The festival draws thousands of Wagner fans to Bayreuth every summer. It is very difficult to get tickets, because demand (estimated at 500,000) greatly exceeds supply (58,000 tickets); the waiting time is between five and ten years (or more). The process entails submitting an order form every summer, applicants are usually successful after about ten years. Failure to make an application every year results in being placed at the back of the queue. Although some tickets are allocated by lottery, preference is given to members of the Society of Friends of Bayreuth (financial donors), famous patrons, and to regional and international Wagner societies, which are distributed to their own members through lottery or the willingness to pay a high contribution.
However, in 2013 tickets for one opera production were offered exclusively online, on a first come first served basis with no preferential eligibility. It is reported that they sold out within seconds. This offer was repeated for the 2014 season, with tickets being available for eight performances including one complete Ring cycle. As of 2014, retail ticket prices ranged from €320 for a front row stalls seat to €45 for a gallery (third level) back row seat.
The Festival authorities assiduously police the traffic of tickets, and monitor sites such as eBay. If the authorities suspect that a ticket has been resold without their consent (in practice, this means at a higher price than its face value ), they may demand identification from the ticket holder on presentation and refuse entry to those who cannot prove to have purchased their tickets legitimately. In practice, this is uncommon.
In 2011 it was revealed that German Bundesrechnungshof (federal audit office) were investigating the situation where, for a publicly subsidised event, only 40 percent of the tickets were actually available to the general public. Early in 2012 it was announced that changes would be made to the allocation system, including the ending of allocations to Wagner Societies (but not including the Society of Friends of Bayreuth as they make a substantial financial contribution) and a reduction in the proportion reserved for travel agents and hotels. As a result, the proportion of tickets available to the general public would increase to about 65 percent of the total available.
Der Ring des Nibelungen
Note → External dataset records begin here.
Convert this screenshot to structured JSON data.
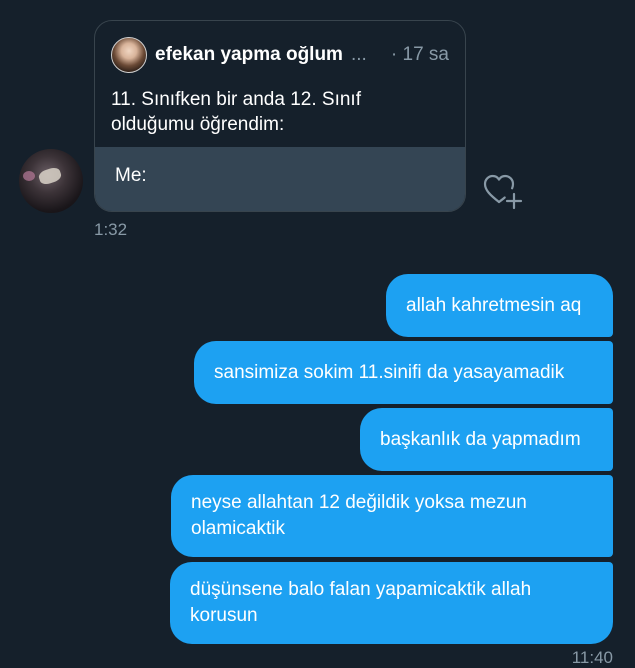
{
  "quoted_tweet": {
    "author_name": "efekan yapma oğlum",
    "ellipsis": "...",
    "time": "· 17 sa",
    "text": "11. Sınıfken bir anda 12. Sınıf olduğumu öğrendim:",
    "media_text": "Me:"
  },
  "received_time": "1:32",
  "sent_messages": [
    "allah kahretmesin aq",
    "sansimiza sokim 11.sinifi da yasayamadik",
    "başkanlık da yapmadım",
    "neyse allahtan 12 değildik yoksa mezun olamicaktik",
    "düşünsene balo falan yapamicaktik allah korusun"
  ],
  "sent_time": "11:40",
  "colors": {
    "background": "#15202b",
    "bubble": "#1da1f2",
    "muted_text": "#8899a6",
    "media_panel": "#344554"
  },
  "icons": {
    "react": "heart-add-icon"
  }
}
A new production of Der Ring des Nibelungen is presented every five to seven years, following a year in which no Ring is presented. In years in which the Ring is staged, three other operas are presented as well. When no Ring is staged, five other operas are presented. Tickets for the Ring are normally sold only as a complete set for all four performances.
The newest production of the Ring (by Frank Castorf) premiered in 2013, to the extreme displeasure of the audience.